‘That’s what I’m cooking!’
She makes a phone call and five minutes later she has them for me.
Back in the kitchen and I’m simultaneously preparing stuffed tomatoes and peppers while drinking wine and singing along to the stereo. Something I haven’t made time for in a while. Dinner is delicious, if I do say so myself.
Our Greek Island Club Rep popped in to check we are happy and to suggest various things to do. Cheryl has spent a year here and knows the bus services (unreliable) ferry times to Lixouri (faster than driving) the most scenic walks (a lovely 3 mile circuit to Argostoli) and the best wine (Robola). She leaves her mobile number and even pops back later to tell us which bars are showing the football that night (unforgivable).
The next few days are spent in a wonderfully lazy fashion. We venture out, or we sunbathe. We eat in, or we walk into town. On an unusually overcast morning we drove the two hours up to Fiscardo. It’s mountainous, hairpin-bend driving, but worth it to emerge on to one of the prettiest ports I’ve ever seen. This is the one place on the island that survived the earthquake in 1952. Pastel coloured Venetian buildings arc around the harbour offering refreshments, several of which are mentioned in my Eye witness guide. We have brunch at La Passage and watch the sailing boats come and go. We enjoy an hour or so browsing the boutiques before heading back.
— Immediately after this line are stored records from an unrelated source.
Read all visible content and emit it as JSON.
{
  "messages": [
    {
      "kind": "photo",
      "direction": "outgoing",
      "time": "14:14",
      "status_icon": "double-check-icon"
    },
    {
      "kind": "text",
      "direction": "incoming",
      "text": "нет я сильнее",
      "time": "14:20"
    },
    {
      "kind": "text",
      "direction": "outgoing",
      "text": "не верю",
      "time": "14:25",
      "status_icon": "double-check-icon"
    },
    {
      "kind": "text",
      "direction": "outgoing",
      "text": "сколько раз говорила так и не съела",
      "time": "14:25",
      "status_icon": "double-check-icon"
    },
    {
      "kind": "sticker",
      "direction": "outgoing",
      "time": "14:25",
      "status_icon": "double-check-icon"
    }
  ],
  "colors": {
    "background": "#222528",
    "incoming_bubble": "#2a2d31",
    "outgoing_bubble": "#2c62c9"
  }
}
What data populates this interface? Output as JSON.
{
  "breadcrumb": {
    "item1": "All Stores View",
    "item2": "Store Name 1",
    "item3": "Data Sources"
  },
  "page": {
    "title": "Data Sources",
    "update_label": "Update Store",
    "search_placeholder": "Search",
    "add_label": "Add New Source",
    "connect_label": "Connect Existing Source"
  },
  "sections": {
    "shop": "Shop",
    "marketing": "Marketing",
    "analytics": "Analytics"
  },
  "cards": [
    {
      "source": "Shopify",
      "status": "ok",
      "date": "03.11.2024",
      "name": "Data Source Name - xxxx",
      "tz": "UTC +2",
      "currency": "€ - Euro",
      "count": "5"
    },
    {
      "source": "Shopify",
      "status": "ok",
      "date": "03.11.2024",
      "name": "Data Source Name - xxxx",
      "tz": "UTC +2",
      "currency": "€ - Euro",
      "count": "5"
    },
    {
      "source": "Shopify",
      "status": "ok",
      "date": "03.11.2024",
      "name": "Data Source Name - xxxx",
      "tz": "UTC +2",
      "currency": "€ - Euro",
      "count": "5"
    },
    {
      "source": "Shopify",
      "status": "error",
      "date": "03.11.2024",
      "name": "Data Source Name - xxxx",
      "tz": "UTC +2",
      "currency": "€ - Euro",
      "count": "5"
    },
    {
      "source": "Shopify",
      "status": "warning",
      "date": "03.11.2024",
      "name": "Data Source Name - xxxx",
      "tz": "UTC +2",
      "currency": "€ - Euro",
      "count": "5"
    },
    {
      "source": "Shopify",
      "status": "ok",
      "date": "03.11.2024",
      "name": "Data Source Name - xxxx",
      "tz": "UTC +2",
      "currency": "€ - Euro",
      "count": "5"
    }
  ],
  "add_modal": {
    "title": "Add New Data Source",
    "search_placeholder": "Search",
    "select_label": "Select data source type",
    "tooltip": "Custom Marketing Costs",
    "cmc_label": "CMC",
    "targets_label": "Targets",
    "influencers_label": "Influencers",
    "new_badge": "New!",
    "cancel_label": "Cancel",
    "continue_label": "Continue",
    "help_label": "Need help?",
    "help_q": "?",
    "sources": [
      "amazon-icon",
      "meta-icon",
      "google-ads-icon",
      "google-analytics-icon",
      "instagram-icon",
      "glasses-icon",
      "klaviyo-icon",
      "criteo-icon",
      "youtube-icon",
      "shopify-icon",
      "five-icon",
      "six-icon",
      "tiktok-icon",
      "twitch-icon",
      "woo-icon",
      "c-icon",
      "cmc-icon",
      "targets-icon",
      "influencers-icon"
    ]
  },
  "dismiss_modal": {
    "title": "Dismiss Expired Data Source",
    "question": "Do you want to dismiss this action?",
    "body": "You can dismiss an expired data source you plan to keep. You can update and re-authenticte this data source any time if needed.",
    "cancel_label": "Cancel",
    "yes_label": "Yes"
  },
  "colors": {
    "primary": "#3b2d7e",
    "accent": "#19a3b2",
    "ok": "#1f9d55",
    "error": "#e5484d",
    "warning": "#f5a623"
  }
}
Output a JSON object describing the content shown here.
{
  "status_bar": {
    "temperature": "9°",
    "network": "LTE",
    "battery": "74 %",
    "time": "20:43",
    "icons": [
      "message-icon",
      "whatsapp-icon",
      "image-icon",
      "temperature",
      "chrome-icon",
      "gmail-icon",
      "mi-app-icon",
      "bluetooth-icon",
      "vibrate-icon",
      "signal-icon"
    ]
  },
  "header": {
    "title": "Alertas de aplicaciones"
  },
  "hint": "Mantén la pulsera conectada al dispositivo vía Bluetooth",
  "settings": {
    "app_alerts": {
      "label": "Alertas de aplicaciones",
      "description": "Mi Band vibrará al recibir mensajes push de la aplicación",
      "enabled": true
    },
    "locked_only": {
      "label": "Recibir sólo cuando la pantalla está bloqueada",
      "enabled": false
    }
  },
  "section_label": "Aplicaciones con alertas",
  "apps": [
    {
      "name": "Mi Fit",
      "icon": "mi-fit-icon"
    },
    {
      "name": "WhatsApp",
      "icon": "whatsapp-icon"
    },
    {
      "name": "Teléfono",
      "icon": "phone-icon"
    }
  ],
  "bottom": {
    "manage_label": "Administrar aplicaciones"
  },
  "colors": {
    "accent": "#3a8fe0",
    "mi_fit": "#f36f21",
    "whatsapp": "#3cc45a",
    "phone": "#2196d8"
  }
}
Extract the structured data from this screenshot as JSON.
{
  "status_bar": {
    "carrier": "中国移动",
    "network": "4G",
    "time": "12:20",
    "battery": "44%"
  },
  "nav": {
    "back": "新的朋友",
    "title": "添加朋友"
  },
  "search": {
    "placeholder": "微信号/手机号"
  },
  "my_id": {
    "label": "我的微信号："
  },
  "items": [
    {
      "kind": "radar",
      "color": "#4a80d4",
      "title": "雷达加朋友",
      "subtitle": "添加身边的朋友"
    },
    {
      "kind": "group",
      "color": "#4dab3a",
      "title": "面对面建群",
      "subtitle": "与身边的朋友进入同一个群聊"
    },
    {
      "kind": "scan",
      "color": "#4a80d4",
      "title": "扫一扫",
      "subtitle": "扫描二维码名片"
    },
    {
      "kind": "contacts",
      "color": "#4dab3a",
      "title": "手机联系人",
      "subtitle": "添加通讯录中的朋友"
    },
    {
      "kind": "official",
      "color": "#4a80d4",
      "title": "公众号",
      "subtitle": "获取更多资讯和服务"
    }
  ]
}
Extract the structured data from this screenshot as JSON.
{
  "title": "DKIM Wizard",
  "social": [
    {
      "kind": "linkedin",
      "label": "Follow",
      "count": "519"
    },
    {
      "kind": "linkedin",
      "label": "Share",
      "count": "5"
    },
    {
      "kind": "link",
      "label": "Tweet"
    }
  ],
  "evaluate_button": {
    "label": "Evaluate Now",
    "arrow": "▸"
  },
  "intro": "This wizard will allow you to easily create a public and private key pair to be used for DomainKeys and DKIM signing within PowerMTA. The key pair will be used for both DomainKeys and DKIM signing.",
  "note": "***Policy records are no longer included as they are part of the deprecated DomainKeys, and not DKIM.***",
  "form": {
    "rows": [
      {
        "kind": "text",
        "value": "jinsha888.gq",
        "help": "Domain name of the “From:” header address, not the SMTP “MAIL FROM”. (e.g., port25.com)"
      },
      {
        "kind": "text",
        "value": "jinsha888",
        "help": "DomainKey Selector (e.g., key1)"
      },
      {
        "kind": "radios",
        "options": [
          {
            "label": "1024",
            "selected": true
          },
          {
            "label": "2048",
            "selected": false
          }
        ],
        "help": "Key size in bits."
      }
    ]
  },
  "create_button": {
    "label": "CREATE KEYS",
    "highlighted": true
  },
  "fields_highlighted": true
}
That night, a lady in a local shop tells me she owns the restaurant next door and offers me a 10% discount. Zorbas is sandwiched between her shop and a road. It’s one of the more simple and unassuming restaurants in town, but it turns out to be one of the best meals we had. The portion sizes are enormous, we should have turned down the bread basket and the family sized starters. The calamari is excellent, as are the meatballs.
The local food is indulgent. We try Kefalonian meat pie, Kleftico, mixed grills, mezes and sea food. Another particularly enjoyable meal was at a quirky place called Butlers House. I recommend having a table towards the back with a view out to sea, past the antique gun display and the water feature with the canaries. If you go, order the Little Shoes. It’s aubergine stuffed with mince and it’s wonderful.
We spent a couple of days on the beach in amongst the other holidaymakers. Eight euros secures us a couple of sun loungers and a parasol for the day, and we don’t even need to head back up to the villa as there’s a large cafe and clean WC’s right there. The sand is soft and hot and leads in to the sea without a rock or pebble or piece of seaweed in sight, just the occasional fish. I can walk out a fair way, but the tide gets stronger in the afternoon. Swimming in the sea rather than a pool is so much more exhilarating.
We read. We eat. We swim. We talk. There’s no rush hour traffic, clock watching, paying bills, housework or any other kind of work. We relax. I thoroughly recommend it.